Got your first salary? What next? Partying with friends or family? Buying the latest smartphone? How about saving money? The earlier you start saving and investing, the better, isn’t it?
But that is easier said than done. How and where can you park your money? How much would you need to invest each year to meet your life goals and build a retirement corpus? Equity investing can be rewarding over time, but the risks associated with it and the long-term patience required to build a large corpus may not be every one’s cup of tea. So, then?
A seminar organised by THE WEEK, in partnership with Aditya Birla Sun Life Mutual Fund, tried to answer many such questions. Titled ‘Master the Mind and Manage your Money’, it was held at the Narsee Monjee Institute of Management Studies in Mumbai, and saw good participation.
The speakers included K.S. Rao, executive vice president and head of investor education and distribution development at Aditya Birla Sun Life AMC; Alpa Shah, founder, Empower Education, author and finance professional; Amit Trivedi, author and personal finance expert; Kiran Telang, author and financial planner; and Vinod Bhat, portfolio manager and chief of knowledge management at Aditya Birla Sun Life AMC. Dr Ramesh Bhat, vice chancellor, SVKM’s NMIMS Deemed-to-be University addressed the audience at the start as the venue partner for the event.

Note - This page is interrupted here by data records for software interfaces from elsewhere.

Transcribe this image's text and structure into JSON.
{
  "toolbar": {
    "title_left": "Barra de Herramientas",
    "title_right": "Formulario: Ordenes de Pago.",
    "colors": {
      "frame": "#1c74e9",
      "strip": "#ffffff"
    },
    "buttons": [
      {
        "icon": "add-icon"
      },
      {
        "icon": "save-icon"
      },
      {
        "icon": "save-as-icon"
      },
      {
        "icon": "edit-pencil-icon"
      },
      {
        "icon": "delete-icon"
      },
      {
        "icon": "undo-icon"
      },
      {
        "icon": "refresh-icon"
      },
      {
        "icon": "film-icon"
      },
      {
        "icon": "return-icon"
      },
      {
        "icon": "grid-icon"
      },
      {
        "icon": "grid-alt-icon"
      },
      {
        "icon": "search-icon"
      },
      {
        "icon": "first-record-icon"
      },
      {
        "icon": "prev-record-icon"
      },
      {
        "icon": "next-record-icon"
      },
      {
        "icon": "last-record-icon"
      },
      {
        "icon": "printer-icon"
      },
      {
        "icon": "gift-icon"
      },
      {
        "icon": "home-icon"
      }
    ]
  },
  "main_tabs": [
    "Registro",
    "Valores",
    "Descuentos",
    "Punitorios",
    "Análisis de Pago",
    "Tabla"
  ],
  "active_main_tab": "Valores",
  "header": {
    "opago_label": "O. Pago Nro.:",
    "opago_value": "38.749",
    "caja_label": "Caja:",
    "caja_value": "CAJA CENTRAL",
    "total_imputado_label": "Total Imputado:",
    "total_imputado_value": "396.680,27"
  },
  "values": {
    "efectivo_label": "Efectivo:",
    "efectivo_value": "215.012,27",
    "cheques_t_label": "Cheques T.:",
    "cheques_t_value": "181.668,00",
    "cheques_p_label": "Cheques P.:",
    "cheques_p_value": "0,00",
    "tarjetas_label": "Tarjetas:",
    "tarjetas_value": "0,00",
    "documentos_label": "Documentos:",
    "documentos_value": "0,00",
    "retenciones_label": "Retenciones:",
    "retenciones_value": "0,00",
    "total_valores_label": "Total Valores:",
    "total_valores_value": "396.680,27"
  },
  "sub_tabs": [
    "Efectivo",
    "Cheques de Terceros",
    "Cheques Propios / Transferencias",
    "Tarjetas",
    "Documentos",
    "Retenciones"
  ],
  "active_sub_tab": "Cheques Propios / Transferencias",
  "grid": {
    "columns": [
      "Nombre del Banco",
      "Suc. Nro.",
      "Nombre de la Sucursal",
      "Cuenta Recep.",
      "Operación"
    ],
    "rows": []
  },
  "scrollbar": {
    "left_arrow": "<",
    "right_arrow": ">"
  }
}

“Protecting wealth is not sufficient as inflation eats away your money. Wealth maximisation is important. We need to take certain risks, understand them and create wealth,” said Rao.
Perhaps, it is time for today’s generation to think differently. With rising costs and increasing life expectancy, investing first and then spending from the leftover income could be more ideal, said experts.
While investing over the long-term helps in building a sizeable corpus, starting one’s investment journey early is equally important as the earlier you start, the higher your corpus, thanks to power of compounding.
Like beginning to invest $5,000 per month after college, assuming that annual returns is of 12 per cent, it could grow to around $1.75 crore over a 25-year period. “But delaying it by even five years will leave you with a significantly lower corpus of around $94 lakh,” said Rao, “Delay it another five years, and the wealth corpus that you accumulate could come down to $48 lakh.”
Agreed Alpa Shah, “If you start your Systematic Investment Plan (SIP) five years late, you are half rich; 50 per cent of your wealth is gone when you retire. That is the impact of compounding and starting early.” Shah felt that as soon as students get a job and start earning, they should start systematic investments in mutual funds.
One common mistake, said Bhat, is when a person invests when the market is rallying. And when there is a correction, he would panic and sell, instead of buying low and selling high.
Said Bhat, ”That is where the principle of asset allocation comes into the picture. Starting from fixed deposits, gold and real estate, which are low risk and low return, to hybrid and equity mutual funds, which have moderate risk and returns, to direct investments in stocks, which have highest risk, but potentially higher returns. The best principle to follow is to invest in multiple asset classes.”
Financial planner Kiran Telang said one should be mindful and take decisions based one ones goals. ”If you have invested in a recurring deposit or in a liquid fund, what happens in the stock market should not impact you. You should know your focus, goals and invest accordingly. That is how mindfulness can be an important factor while investing,” said Telang.
Engineer-turned-life coach Gaur Gopal Das shared insightful thoughts on this aspect, which drew a lot of enthusiasm.